ETA: it's definitely tons better than The Chase, though, thanks to largely being played straight, except for the terrible Christmas episode which you didn't mention (deliberately blotted out?) though even that, About Time 1 points out, was a first for the show in some ways, not just the obvious but in having the Doctor come up against authority figures on contemporary Earth.

Edited at 2017-08-31 10:14 pm (UTC)
louisedennis: Christmaslouisedennis on September 1st, 2017 09:16 am (UTC)
Oh yes! The Christmas episode. I thought the first half was OK and, like much of this, was probably perfectly watchable if you actually had some moving pictures. The second half though... well it obviously was relying heavily on physical comedy and the sound track at that point just became more or less unintelligible shouting. I suspect it suffered even more than the rest of the story from the lack of actual pictures but even so, it sounded like a bit of a mess.
liadtbunny: DW bw Masterliadtbunny on September 1st, 2017 02:26 pm (UTC)
I thought the Masterplan started off really well but the amount of episodes got to them in the end:/ I enjoyed the Monk but as you say not as good in this. I would have liked to have seen more Monk serials, maybe next year;p or fic!
louisedennis: Doctor Wholouisedennis on September 3rd, 2017 02:34 pm (UTC)
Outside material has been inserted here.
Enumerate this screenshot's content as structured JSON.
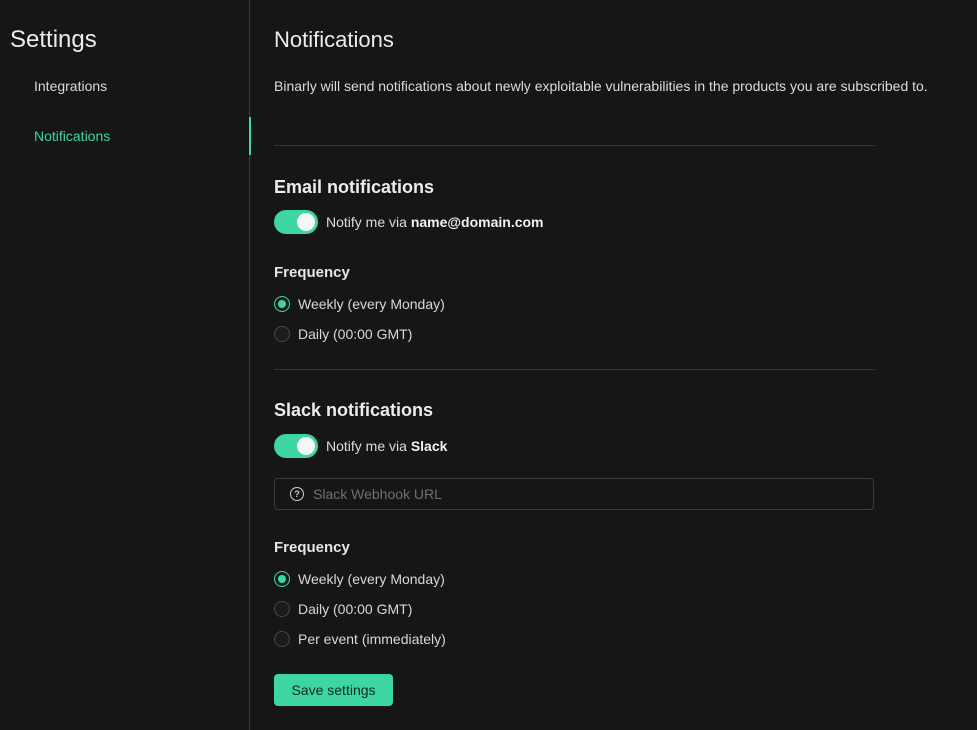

Yes, there was just too much that was a bit the same - I don't know if many of the second half episodes would have seemed better if there hadn't been quite so much of the same beforehand!